LGBT Activists React To Election Results In India

2014 chandigarh LGBT Pride

Results of the 2014 elections are out and Indian voters have put their faith on BJP and Narendra Modi this time. They have been given a clear and resounding mandate, so much so that there are doubts as to whether there will be any Leader of Opposition in the Parliament. What does all this mean for the LGBT community? How do LGBT activists perceive it? We talked to some of the activists to know their reaction. Here is what they have to say:

Ashok Row Kavi, activist from Mumbai– “Such a large majority may make them (BJP) more amenable to look at our problems. Of course it may also make them contentious of such hated and stigmatised groups like LGBT. We need to lobby carefully and judiciously for a hearing.”

Vinay Chandran, activist from Bangalore and Executive Director of Swabhava Trust – Personally, I don’t want to see BJP in power. What will they do in future is something we will have to wait and see. I don’t think even with a Congress government things would have been easy.

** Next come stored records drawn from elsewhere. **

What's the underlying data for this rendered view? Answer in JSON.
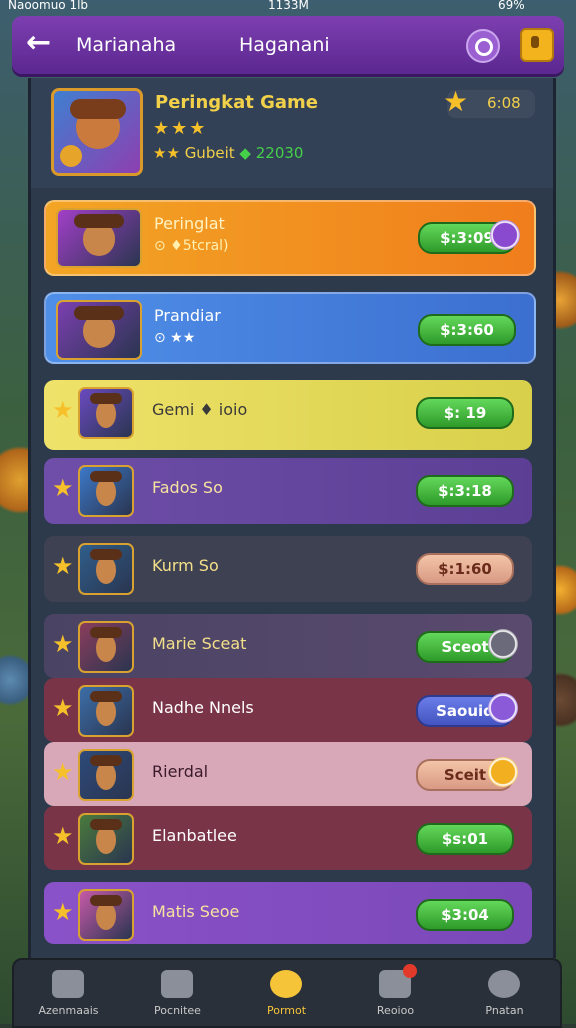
{
  "status_bar": {
    "left": "Naoomuo 1lb",
    "time": "1133M",
    "battery": "69%"
  },
  "top_bar": {
    "title_left": "Marianaha",
    "title_right": "Haganani"
  },
  "header": {
    "name": "Peringkat Game",
    "stars": "★★★",
    "sub_stars": "★★",
    "sub_label": "Gubeit",
    "gem": "◆",
    "points": "22030",
    "coins": "6:08"
  },
  "rows": [
    {
      "name": "Peringlat",
      "sub": "⊙ ♦5tcral)",
      "price": "$:3:09",
      "style": "orange"
    },
    {
      "name": "Prandiar",
      "sub": "⊙ ★★",
      "price": "$:3:60",
      "style": "blue"
    },
    {
      "name": "Gemi ♦ ioio",
      "sub": "",
      "price": "$: 19",
      "style": "yellow"
    },
    {
      "name": "Fados So",
      "sub": "",
      "price": "$:3:18",
      "style": "violet"
    },
    {
      "name": "Kurm So",
      "sub": "",
      "price": "$:1:60",
      "style": "dark"
    },
    {
      "name": "Marie Sceat",
      "sub": "",
      "price": "Sceot",
      "style": "dark2"
    },
    {
      "name": "Nadhe Nnels",
      "sub": "",
      "price": "Saouid",
      "style": "maroon"
    },
    {
      "name": "Rierdal",
      "sub": "",
      "price": "Sceit",
      "style": "pinklight"
    },
    {
      "name": "Elanbatlee",
      "sub": "",
      "price": "$s:01",
      "style": "maroon2"
    },
    {
      "name": "Matis Seoe",
      "sub": "",
      "price": "$3:04",
      "style": "purple"
    }
  ],
  "nav": [
    {
      "label": "Azenmaais",
      "icon": "home-icon"
    },
    {
      "label": "Pocnitee",
      "icon": "shield-icon"
    },
    {
      "label": "Pormot",
      "icon": "compass-icon"
    },
    {
      "label": "Reoioo",
      "icon": "chat-icon"
    },
    {
      "label": "Pnatan",
      "icon": "clock-icon"
    }
  ],
  "colors": {
    "accent_purple": "#7d3fb0",
    "gold": "#f6c02a",
    "green_btn": "#3bb232"
  }
}
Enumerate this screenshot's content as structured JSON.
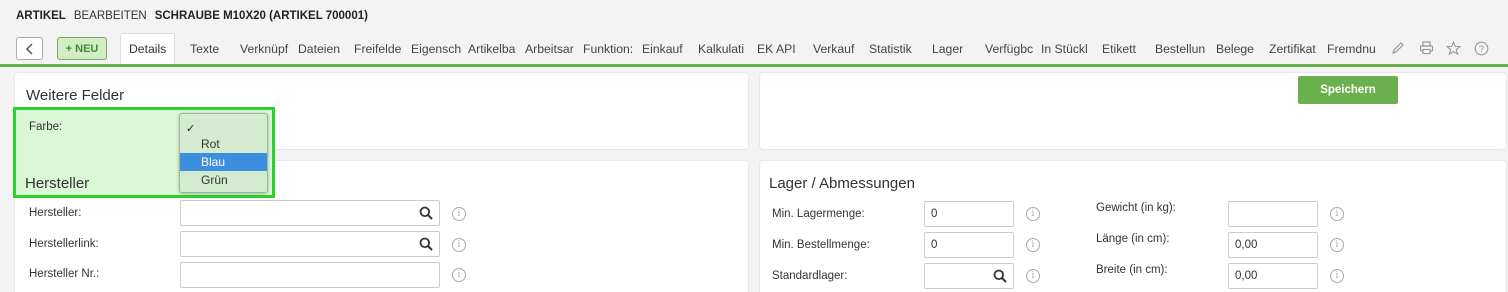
{
  "header": {
    "crumb_module": "ARTIKEL",
    "crumb_action": "BEARBEITEN",
    "crumb_title": "SCHRAUBE M10X20 (ARTIKEL 700001)"
  },
  "toolbar": {
    "back_icon": "chevron-left-icon",
    "new_label": "+ NEU",
    "tabs": [
      "Details",
      "Texte",
      "Verknüpf",
      "Dateien",
      "Freifelde",
      "Eigensch",
      "Artikelba",
      "Arbeitsar",
      "Funktion:",
      "Einkauf",
      "Kalkulati",
      "EK API",
      "Verkauf",
      "Statistik",
      "Lager",
      "Verfügbc",
      "In Stückl",
      "Etikett",
      "Bestellun",
      "Belege",
      "Zertifikat",
      "Fremdnu"
    ],
    "active_tab": "Details",
    "icons": [
      "pencil-icon",
      "printer-icon",
      "star-icon",
      "help-icon"
    ]
  },
  "weitere": {
    "title": "Weitere Felder",
    "farbe_label": "Farbe:",
    "dropdown_options": [
      "",
      "Rot",
      "Blau",
      "Grün"
    ],
    "dropdown_check": "✓",
    "dropdown_selected": "Blau"
  },
  "right_top": {
    "save_label": "Speichern"
  },
  "hersteller": {
    "title": "Hersteller",
    "fields": [
      {
        "label": "Hersteller:",
        "value": ""
      },
      {
        "label": "Herstellerlink:",
        "value": ""
      },
      {
        "label": "Hersteller Nr.:",
        "value": ""
      }
    ]
  },
  "lager": {
    "title": "Lager / Abmessungen",
    "left_fields": [
      {
        "label": "Min. Lagermenge:",
        "value": "0"
      },
      {
        "label": "Min. Bestellmenge:",
        "value": "0"
      },
      {
        "label": "Standardlager:",
        "value": ""
      }
    ],
    "right_fields": [
      {
        "label": "Gewicht (in kg):",
        "value": ""
      },
      {
        "label": "Länge (in cm):",
        "value": "0,00"
      },
      {
        "label": "Breite (in cm):",
        "value": "0,00"
      }
    ]
  },
  "info_glyph": "i"
}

Either way, we have a lot of work to do in raising awareness and all.

Pawan Dhall, LGBT activist from Kolkata – An opportunity for both the winner and the loser- BJP and Congress- to overhaul their functioning. Especially for BJP to show that saffron can mingle with all colours of the rainbow, At the very least, LGBTs will be under strain even if not violated outright. The fear factor is likely to play at the back of many people’s minds.

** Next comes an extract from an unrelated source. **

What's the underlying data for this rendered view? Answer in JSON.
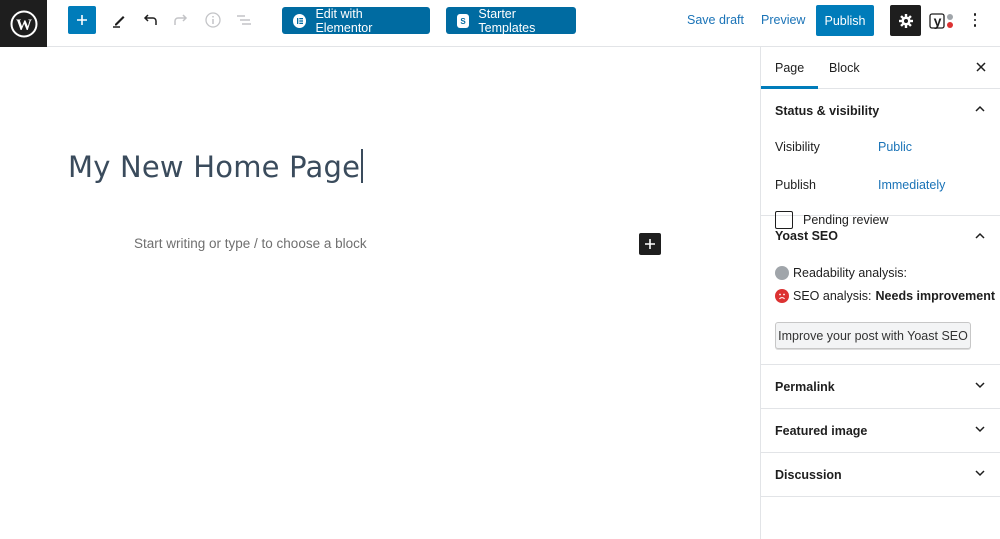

Aditya Bandopadhyay, LGBT activist and Director of Adhikaar, an LGBT Human Rights organisation based in Delhi – I am happy that the Congress dynasty has lost since they had become too corrupt. I am willing to wait and watch since Modi has not spoken on this issue. So I will give him the benefit of doubt. But if he falls in line with the RSS ideology, then we will have to prepare for a long political battle.

Deepan, volunteer with Orinam, Chennai -I am worried as a person concerned about human rights and all minority rights, including dalits, religious minorities, tribal people. I am concerned and scared about the future, especially since it (BJP) has gone on to sweep the elections. In the name of development, it is going to affect minorities and sexual minorities may be the last one they will be touching. But it will affect the religious and caste minorities more. The women will be affected the most because Hinduism, with the backing of RSS is oppressive. I hope I am proved wrong and he sticks to development.

Harish Iyer, LGBT activist from Mumbai -With no intended puns or sarcasm, let me for once congratulate BJP and its supporters. I was on 3 international channels and I gather that people have bought the idea of development and inclusive growth. I think the word ‘inclusive’ is what we all should be watching closely. How inclusive is he really is what only time can tell. To me the issue is not development. The issue to me is human rights and secularism. I never had any hopes from him. I sincerely hope that he doesn’t turn down my friends who have pinned their hopes on him.

Onir, film director -I am very apprehensive about the stand BJP as a majority party/ruling party takes on 377 now. Apprehensive about the future of LGBT movement and minority rights in this country. And hope I am making a mistake in being apprehensive.

Manohar Elavarthi, political activist from Bangalore and founder of Sangama, an organisation working for LGBT people-It is very disappointing. The division of secular votes leadto major win for the Hindu right-wingwhich is communal, brahminical, patriarchal, homophobic, transphobic, anti-constitutional. Constitutional democracy is in danger,so all minorities will be in trouble.As far as LGBTs are concerned,there was hardly any LGBT intervention in the electionsexcept for few LGBT people playing a role as part of Karnataka Secular Alliance, NoMore etc